The Obama administration on Wednesday reversed yet another Bush-era policy, scrapping leases for oil-shale development on federal lands in Colorado, Utah and Wyoming.
Citing environmental and economic concerns, Interior Secretary Ken Salazar withdrew a proposal for expanded research and development leases and shelved a planned second round.
"We need to push forward aggressively with research, development and demonstration of oil shale technologies to see if we can find a safe and economically viable way to unlock these resources on a commercial scale," he said in a statement.
Salazar rescinded a lease offer made last month for research, development and demonstration projects that could have led to oil-shale works on 1.9 million acres in the three states, greatly expanding the program.
"I am withdrawing that Jan. 14 solicitation because in my view it was a midnight decision, and it was flawed," Salazar told reporters on a teleconference call from Washington, D.C.
He said he also is scrapping an initial 5 percent royalty rate on oil-shale production, saying the rate "sells taxpayers short." Conventional oil and gas production on public land produces royalties of up to 18.8 percent.
Salazar added that new lease proposals would be drafted that "help answer critical questions about oil shale, including about the viability of emerging technologies on a commercial scale, how much water and power would be required, and what impact commercial development would have on land, water, wildlife, and communities."
'Low royalty rates' cited
The Bush-era leases "locked in low royalty rates and a premature regulatory framework," he added. "If oil shale technology proves to be viable on a commercial scale, taxpayers should get a fair rate of return from their resource."
Last October, the Bush administration gave energy companies steep discounts in the royalties they would be required to pay as it established the groundwork for commercial oil shale development on federal land.
At the time Interior Department officials said the 5 percent royalty rate during the first five years of production was needed to spur drilling while still giving taxpayers a fair return. But that rate was much lower than the 12.5 percent to 18.8 percent the government collects from companies harvesting conventional oil and gas on public lands.
Lawmakers from Colorado, Utah and Wyoming, which would have received half of the royalties collected, had said it was too early to issue final rules on oil shale development since so little is known about its impacts on the environment and water resources.
Salazar at the time was a senator representing Colorado, and called the Bush regulations "premature and flawed."
Lots of energy needed
Up to 800 billion barrels of oil — enough to displace oil imports for 100 years, according to the Interior Department — is locked within fine-grained rock known as oil shale. The bulk of the resources are within a 16,000-square-mile area known as the Green River formation in Colorado, Utah and Wyoming.

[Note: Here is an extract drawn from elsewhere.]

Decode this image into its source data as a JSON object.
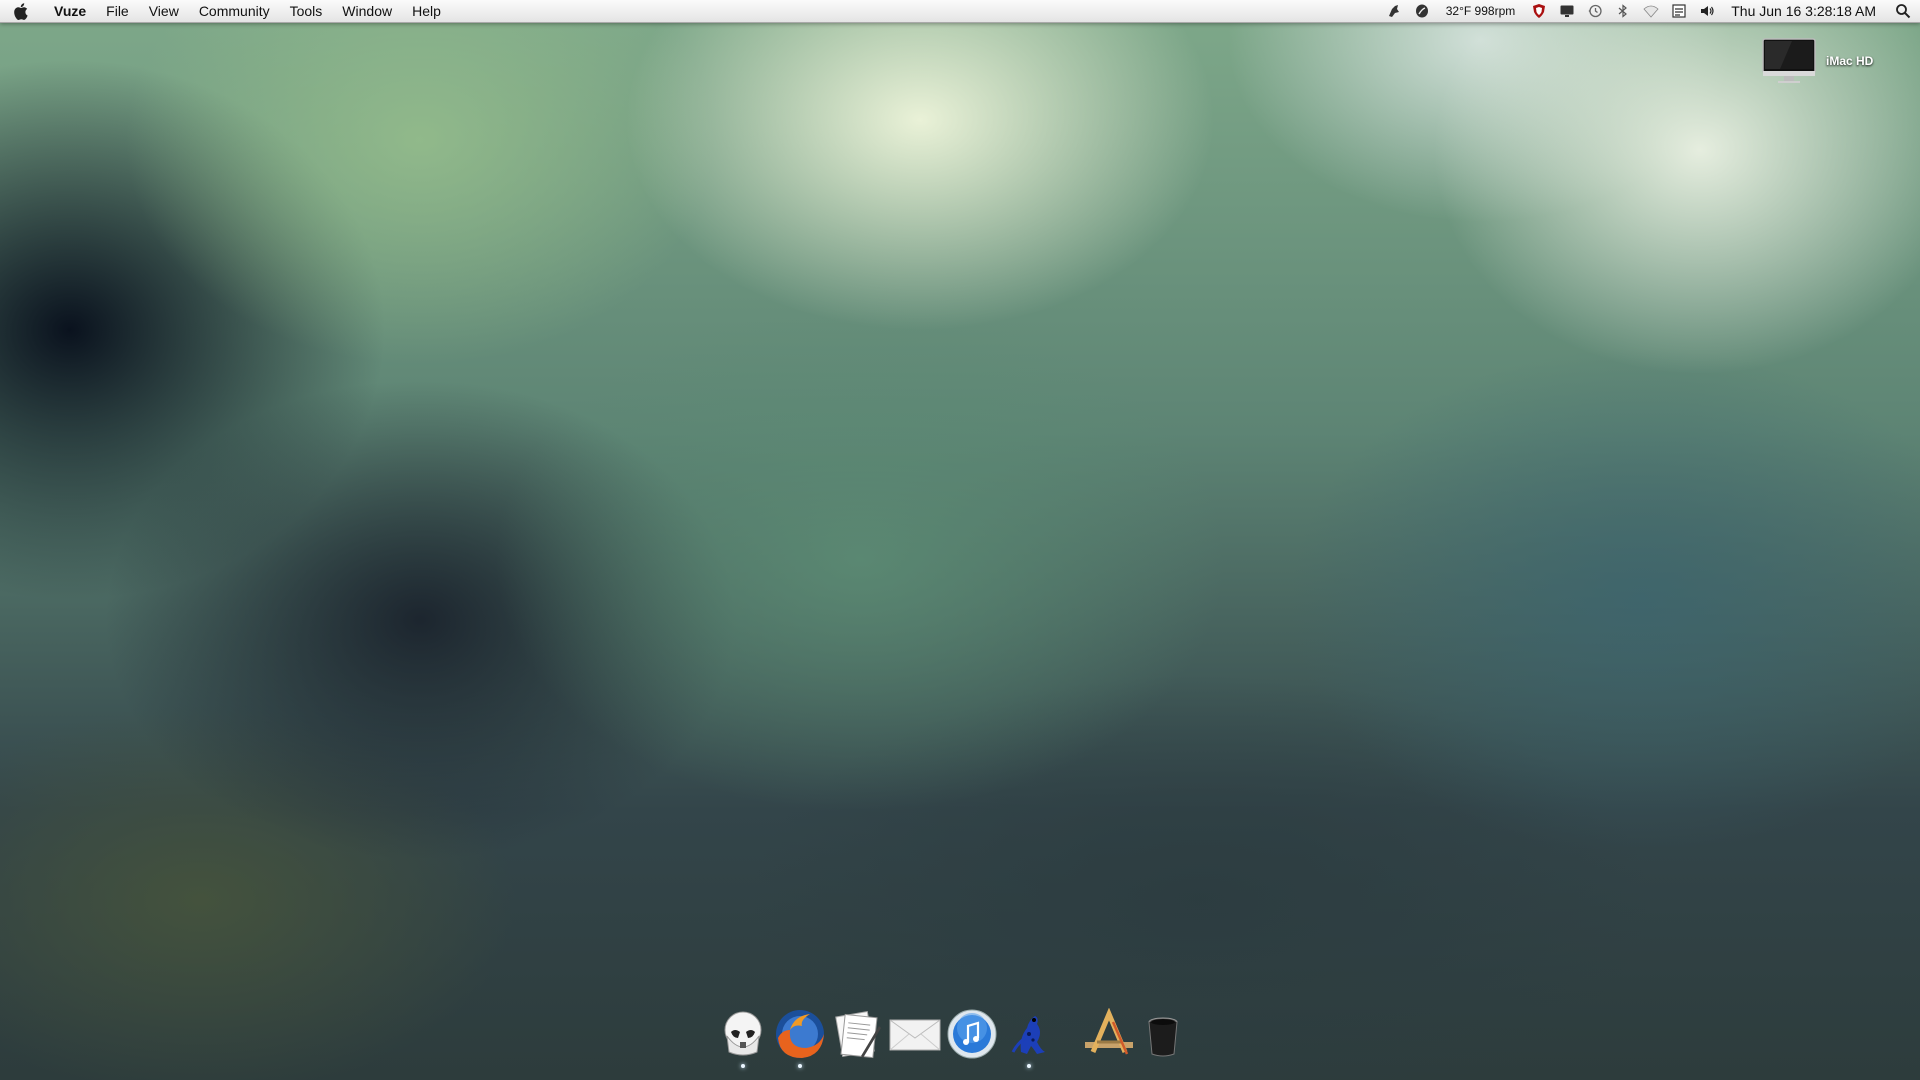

Energy companies are looking into various ways of extracting the oil economically. Unlike traditional sources of oil, oil shale is costly to produce. Energy is needed to bake the rock and pump the molten oil to the surface. Shale oil can cost about $37.75 to $65.21 a barrel to produce, compared with $19.50 per barrel for conventional crude, according to Interior Department figures.
A government program to subsidize oil shale development in the 1980s was shut down when cost figures came in at several times the then-market price for oil.
Salazar's action marks the second time he has reversed an action by the Bush administration. He also halted the leasing of oil and gas drilling parcels near national parks in Utah three weeks ago.
The Environmental Protection Agency has also reversed or is reviewing several Bush-era environmental rules.
Industry angry, activists happy
A trade association of independent oil and natural gas producers criticized Salazar's decision.
"It's part of a pattern of decisions by the secretary that are detrimental to all sources of domestic energy," said Kathleen Sgamma, government affairs director for the Denver-based Independent Petroleum Association of Mountain States.
Environmental groups hailed the slowdown in oil-shale leasing, saying the technology is unproved.
The federal government already has leased land in Colorado and Utah — but none in Wyoming — for small-scale oil-shale works.
Shell Exploration & Production Co., a major player with three research and development leases in Colorado it picked up years ago, said it wasn't affected by Salazar's decision because it wasn't eligible to bid on more federal parcels. Shell is working its own lands in western Colorado, testing a method of baking oil shale in the ground.
"The whole point of this was to get more entities out there researching technology," said Tracy Boyd, a Shell spokesman in Denver.
Shell won't know until the middle of the next decade whether oil-shale development is feasible, he said.